Although now a single kingdom, certain aspects of the former independent kingdoms remained separate, as agreed in the terms in the Treaty of Union.
Scottish and English law remained separate, as did the Presbyterian Church of Scotland and the Anglican Church of England.
A more peace-minded government came to power in Great Britain, and the treaties of Utrecht and Rastadt in 1713–1714 ended the war. Queen Anne died in 1714, and the Elector of Hanover, George Louis, became king as George I (1714–1727).

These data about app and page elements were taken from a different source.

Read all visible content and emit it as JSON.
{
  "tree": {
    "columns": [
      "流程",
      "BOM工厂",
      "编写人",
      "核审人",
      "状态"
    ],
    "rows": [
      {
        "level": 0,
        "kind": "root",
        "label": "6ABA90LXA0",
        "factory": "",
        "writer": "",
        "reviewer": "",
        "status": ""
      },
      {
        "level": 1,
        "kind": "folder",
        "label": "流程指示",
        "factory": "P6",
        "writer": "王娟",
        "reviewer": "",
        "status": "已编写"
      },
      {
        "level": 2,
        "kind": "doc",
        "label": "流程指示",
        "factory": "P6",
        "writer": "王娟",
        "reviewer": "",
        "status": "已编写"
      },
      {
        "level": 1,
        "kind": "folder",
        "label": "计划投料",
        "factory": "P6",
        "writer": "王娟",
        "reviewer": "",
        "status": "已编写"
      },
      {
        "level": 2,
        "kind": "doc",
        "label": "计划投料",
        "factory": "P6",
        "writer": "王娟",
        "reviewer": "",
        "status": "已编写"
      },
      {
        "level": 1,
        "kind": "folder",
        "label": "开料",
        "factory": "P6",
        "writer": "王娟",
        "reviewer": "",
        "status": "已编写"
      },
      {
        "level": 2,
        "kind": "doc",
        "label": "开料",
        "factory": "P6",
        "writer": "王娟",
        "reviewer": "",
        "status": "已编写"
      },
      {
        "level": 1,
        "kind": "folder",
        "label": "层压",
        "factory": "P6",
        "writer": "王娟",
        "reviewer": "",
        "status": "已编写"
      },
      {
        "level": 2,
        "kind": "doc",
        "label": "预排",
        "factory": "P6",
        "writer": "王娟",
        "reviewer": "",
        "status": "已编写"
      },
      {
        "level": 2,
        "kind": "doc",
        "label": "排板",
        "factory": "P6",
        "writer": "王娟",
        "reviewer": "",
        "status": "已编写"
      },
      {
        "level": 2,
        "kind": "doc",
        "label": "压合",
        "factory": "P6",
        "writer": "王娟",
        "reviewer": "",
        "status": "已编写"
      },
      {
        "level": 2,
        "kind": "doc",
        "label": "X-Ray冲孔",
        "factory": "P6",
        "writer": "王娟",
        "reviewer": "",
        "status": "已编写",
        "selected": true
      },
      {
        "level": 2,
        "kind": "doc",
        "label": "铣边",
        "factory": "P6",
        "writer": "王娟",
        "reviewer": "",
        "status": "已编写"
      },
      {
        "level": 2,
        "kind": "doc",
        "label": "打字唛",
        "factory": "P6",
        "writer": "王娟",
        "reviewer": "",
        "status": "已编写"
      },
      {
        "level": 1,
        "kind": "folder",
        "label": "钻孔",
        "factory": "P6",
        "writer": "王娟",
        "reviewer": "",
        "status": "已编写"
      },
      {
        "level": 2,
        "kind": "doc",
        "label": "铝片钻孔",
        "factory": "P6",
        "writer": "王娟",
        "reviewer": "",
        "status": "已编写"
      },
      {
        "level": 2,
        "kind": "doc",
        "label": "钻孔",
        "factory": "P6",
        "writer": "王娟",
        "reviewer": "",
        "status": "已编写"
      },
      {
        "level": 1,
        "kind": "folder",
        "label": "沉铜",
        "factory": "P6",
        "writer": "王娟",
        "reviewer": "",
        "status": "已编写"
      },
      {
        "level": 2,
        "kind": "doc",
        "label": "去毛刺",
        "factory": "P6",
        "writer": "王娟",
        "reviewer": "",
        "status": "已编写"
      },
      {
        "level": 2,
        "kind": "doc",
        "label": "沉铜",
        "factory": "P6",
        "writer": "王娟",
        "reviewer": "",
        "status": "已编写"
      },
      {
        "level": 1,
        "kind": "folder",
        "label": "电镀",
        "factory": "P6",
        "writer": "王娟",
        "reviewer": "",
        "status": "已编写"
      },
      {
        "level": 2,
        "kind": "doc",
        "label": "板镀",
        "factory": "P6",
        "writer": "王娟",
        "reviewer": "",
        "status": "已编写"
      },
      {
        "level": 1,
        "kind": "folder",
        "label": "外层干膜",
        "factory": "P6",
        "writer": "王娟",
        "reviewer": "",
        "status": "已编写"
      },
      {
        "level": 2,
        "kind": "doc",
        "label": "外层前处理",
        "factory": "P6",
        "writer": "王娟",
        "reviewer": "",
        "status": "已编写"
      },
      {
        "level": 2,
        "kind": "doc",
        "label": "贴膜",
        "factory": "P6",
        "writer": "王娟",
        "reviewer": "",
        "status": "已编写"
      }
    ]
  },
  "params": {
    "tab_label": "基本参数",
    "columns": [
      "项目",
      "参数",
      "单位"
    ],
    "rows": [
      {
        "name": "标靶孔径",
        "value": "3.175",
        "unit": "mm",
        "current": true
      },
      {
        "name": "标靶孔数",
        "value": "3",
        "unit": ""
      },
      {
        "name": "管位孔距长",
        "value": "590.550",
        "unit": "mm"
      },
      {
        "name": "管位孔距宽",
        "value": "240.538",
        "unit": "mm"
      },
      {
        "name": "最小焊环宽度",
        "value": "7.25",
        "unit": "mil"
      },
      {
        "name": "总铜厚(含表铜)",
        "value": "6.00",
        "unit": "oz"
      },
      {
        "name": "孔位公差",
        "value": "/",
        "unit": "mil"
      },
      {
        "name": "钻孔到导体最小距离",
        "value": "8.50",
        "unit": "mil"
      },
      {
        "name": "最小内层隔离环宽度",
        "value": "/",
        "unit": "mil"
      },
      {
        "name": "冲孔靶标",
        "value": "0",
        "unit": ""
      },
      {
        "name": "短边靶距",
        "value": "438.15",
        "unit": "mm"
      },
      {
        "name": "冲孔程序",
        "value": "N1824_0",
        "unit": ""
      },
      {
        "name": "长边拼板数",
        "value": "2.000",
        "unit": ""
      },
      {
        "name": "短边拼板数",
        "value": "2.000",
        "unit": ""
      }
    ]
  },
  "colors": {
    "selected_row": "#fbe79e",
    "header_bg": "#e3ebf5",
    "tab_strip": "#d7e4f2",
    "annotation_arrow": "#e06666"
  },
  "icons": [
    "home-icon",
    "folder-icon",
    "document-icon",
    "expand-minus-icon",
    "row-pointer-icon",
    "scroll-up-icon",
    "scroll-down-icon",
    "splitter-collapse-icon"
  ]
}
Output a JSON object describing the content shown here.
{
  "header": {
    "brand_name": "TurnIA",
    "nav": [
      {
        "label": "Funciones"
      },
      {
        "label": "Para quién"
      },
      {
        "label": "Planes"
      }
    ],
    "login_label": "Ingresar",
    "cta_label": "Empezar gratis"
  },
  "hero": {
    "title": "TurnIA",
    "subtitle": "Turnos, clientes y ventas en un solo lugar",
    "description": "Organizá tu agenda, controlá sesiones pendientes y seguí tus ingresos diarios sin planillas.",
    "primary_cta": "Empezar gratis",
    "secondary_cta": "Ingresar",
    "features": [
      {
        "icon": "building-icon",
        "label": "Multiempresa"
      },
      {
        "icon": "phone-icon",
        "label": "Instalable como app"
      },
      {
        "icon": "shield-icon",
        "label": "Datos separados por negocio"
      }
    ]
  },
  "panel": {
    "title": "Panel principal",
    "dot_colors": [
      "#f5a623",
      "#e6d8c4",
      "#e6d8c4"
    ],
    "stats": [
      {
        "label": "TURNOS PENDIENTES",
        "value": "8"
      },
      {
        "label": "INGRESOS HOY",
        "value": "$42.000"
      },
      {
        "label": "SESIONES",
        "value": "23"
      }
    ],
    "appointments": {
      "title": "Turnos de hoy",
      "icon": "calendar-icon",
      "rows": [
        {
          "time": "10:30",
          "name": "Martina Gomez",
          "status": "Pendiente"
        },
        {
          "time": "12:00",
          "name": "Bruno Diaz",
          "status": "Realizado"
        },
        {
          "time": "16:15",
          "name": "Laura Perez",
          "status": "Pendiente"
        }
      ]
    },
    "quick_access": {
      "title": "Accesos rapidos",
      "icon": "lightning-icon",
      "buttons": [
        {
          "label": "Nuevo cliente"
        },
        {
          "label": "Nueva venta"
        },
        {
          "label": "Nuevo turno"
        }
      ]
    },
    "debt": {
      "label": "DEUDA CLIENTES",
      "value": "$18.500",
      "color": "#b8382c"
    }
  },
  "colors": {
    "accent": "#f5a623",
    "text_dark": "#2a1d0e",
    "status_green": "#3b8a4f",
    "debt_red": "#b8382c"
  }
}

With the defeat by the United States, France and others in the War of American Independence, Britain lost its 13 American colonies and rebuilt its second British Empire based in Asia and Africa.The cost was high and Britain no longer had the wealth to maintain an empire, so it granted independence to almost all its possessions.The new states typically joined the Commonwealth of Nations.The terms of the union had been negotiated the previous year, and laid out in the Treaty of Union.The parliaments of Scotland and of England then each ratified the treaty via respective Acts of Union.The Act of Union 1800 added the Kingdom of Ireland to create the United Kingdom of Great Britain and Ireland.